In his second letter to Joe Wilson, Robert Cochrane said:

Some groups seek fulfillment in mystic experience – this is correct if one does not forget the duty of ‘involvement’ – the prime duty of the wise. It is not enough to see The Lady, it is better to serve Her and Her will by being involved in humanity, and the process of Fate (The single name of all God’s is ‘Fate’). In fate, and the overcoming of fate is the true Graal, for from this inspiration comes, and death is defeated. There is no fate so terrible that it cannot be overcome – whether by a literal victory gained by action and in time, or the deeper victory of spirit in the lonely battle of the self, Fate is the trial, the Castle Perilous in which we all meet to win or to die – Therefore, the People are concerned with Fate –for humanity is greater than the Gods’, although not as great as the Goddess. When Man triumphs, fate stops and the Gods are defeated – so you understand the meaning of magic now. Magic and religion are aids to overcome Fate, and Fate is a cradle that rocks the infant spirit.
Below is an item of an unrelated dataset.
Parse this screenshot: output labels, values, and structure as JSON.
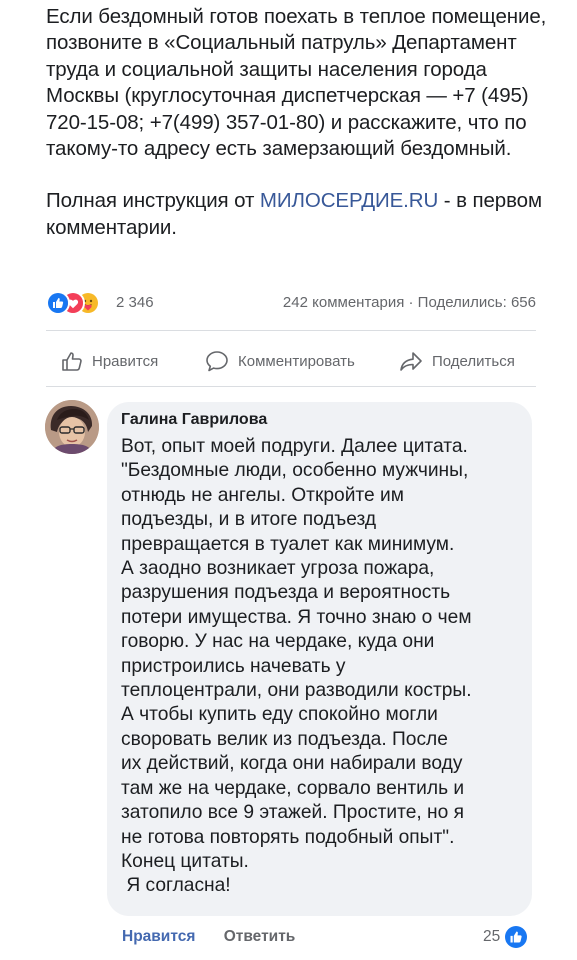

So, “In fate, and the overcoming of fate is the true Graal, for from this inspiration comes, and death is defeated.”  I alluded to this above to overcoming Fate.  Our sickness, that which hides Innocence from us, is only healed with the Graal, with overcoming Fate.  Because we are sick, so is the Land.  In this case, the Land being the things in our lives, our relationships, our jobs, our spiritual practices.  Kether, the Crown, the King, is our divine nature, and Malkuth, Kingdom, the Land, is our human nature.  In the Graal, our divine nature, Kether, and our human nature, Mulkuth, become one.  The King and the Land are one.

Innocence is the Graal, and we must drink from her to be healed, to gain sovereignty, for the King and the Land to be one.  The Graal, Innocence, is Fetch.  The Land is Talker.  The King is Godself.

And a Little Child Shall Lead Them
by  Charles Christian Nahl.
Image from 1st-Art-Gallery.
Black Heart
By Muninn’s Kiss

The wolf will live with the lamb,
the leopard will lie down with the goat,
the calf and the lion and the yearling a together;
and a little child will lead them.
~Isaiah 11:6 NIV

Black Heart,
Shining in the darkness.
Blackheart?
Black Heart.
Black Heart of Innocence.

The wolf stalks her prey,
Slowly walking,
Slowly slaking,
Careful,
Patient,
Silent,
Beautiful,
Closing in,
Almost,
Almost,
Pounce.
Down in comes.
Black Heart.

The mouse trembles,
Staying still,
Invisible.
Don’t see me,
Walk on by.
It’s slowing,
The mouse tenses.
It turns,
Run!
Black Heart.

Little child sits,
Crayon in hand,
Paper before him.
He pauses,
Thinking,
Picturing,
Imagining,
He smiles,
He begins.
Crayon on paper,
Bright colours,
Swirling,
Red,
Yellow,
Blue,
Black.
He draws the truth,
Truer than what he sees with his eyes.
The world within.
Black Heart.

Nimue stands,
Watching over them all.
She smiles,
They are hers,
Her people,
Her children.
Their innocence in hers,
Death and life,
Imagination.
Black Heart.

Black Heart,
Shining in the darkness.
Blackheart?
Black Heart.
Black Heart of Innocence.

FFF,
~Muninn’s Kiss